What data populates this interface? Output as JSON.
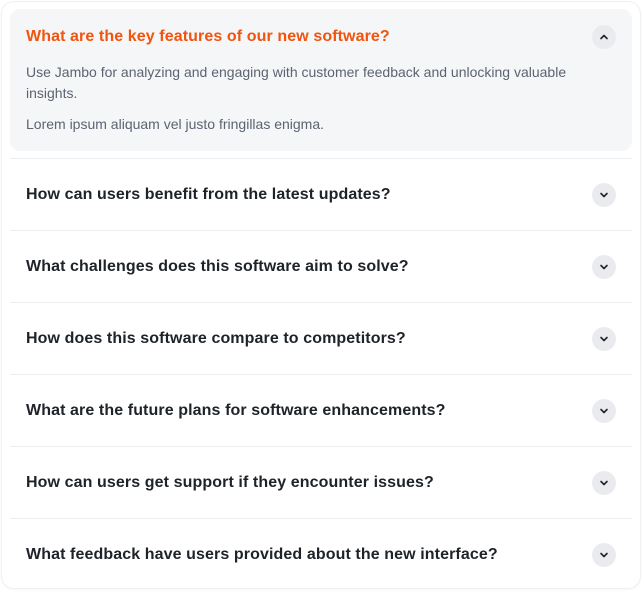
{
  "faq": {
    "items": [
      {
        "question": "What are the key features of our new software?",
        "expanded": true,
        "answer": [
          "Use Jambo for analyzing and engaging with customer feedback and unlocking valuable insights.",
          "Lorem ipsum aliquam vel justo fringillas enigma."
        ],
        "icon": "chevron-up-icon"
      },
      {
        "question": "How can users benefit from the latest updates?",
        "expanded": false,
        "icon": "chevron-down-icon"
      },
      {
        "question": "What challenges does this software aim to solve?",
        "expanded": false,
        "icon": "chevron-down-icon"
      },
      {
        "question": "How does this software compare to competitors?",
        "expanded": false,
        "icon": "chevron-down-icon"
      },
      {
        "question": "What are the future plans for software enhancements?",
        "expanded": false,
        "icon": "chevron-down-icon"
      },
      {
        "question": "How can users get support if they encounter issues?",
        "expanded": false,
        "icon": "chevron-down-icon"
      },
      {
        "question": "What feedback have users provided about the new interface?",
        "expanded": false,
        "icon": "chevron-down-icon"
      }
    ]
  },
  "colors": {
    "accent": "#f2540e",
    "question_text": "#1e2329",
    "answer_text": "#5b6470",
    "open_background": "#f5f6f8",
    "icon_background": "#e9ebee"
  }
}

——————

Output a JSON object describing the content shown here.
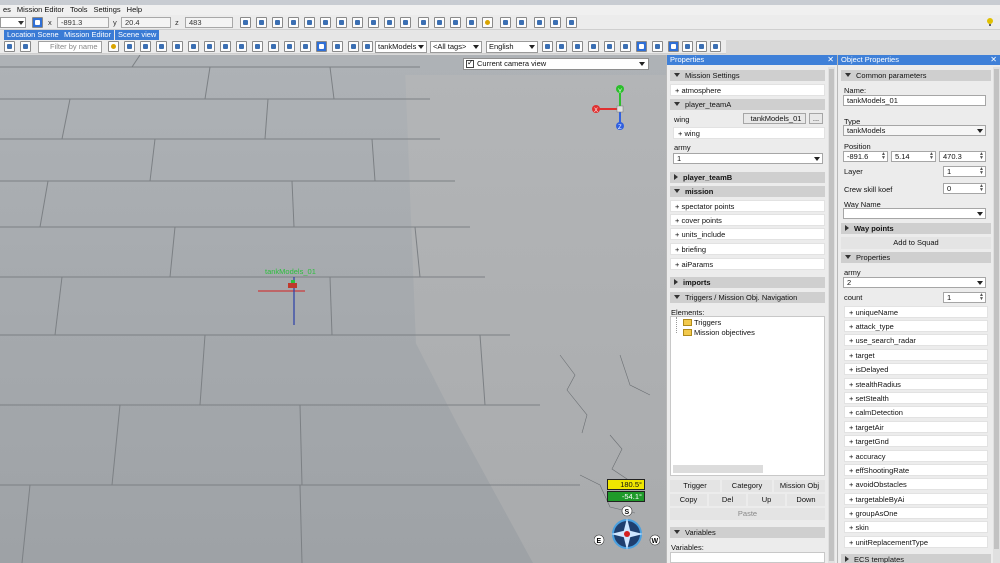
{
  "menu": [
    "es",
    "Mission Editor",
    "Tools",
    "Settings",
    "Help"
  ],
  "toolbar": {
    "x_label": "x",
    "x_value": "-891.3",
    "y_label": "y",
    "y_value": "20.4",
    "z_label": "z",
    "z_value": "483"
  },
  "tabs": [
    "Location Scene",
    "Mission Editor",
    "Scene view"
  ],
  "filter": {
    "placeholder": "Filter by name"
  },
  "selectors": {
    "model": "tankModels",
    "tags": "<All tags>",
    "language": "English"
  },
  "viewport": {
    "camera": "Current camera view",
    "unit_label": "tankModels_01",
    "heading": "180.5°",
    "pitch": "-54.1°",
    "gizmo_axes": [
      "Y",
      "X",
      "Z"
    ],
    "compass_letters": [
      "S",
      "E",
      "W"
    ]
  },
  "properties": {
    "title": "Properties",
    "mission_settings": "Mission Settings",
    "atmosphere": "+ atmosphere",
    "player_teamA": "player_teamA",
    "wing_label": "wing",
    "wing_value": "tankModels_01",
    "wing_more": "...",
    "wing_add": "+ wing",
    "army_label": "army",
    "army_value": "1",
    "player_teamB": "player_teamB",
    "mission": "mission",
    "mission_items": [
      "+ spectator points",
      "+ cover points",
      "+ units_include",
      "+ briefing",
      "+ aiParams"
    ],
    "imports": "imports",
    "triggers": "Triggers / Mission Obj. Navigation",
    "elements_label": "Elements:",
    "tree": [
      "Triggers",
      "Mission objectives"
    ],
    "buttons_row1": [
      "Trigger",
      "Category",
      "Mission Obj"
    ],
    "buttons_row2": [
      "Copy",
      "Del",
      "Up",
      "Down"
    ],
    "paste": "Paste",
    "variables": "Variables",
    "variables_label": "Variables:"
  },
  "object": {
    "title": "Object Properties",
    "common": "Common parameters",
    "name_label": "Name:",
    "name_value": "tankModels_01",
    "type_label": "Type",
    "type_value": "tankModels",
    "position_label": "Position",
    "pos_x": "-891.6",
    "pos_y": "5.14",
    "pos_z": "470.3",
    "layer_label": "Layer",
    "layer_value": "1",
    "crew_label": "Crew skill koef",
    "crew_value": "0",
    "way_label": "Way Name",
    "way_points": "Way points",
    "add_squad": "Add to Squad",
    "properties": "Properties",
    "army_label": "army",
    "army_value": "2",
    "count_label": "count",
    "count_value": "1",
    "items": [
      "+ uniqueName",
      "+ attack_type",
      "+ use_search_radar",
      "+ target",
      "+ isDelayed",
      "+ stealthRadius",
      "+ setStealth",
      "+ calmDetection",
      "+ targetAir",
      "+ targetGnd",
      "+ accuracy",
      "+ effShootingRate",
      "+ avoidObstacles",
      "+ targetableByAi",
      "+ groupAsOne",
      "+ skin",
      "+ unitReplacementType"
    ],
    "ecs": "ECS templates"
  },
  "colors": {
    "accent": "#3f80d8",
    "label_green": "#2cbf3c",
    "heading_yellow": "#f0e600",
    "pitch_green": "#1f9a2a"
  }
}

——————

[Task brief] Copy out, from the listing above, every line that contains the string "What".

[Output of the task]
What data populates this interface? Output as JSON.
        "question": "What are the key features of our new software?",
        "question": "What challenges does this software aim to solve?",
        "question": "What are the future plans for software enhancements?",
        "question": "What feedback have users provided about the new interface?",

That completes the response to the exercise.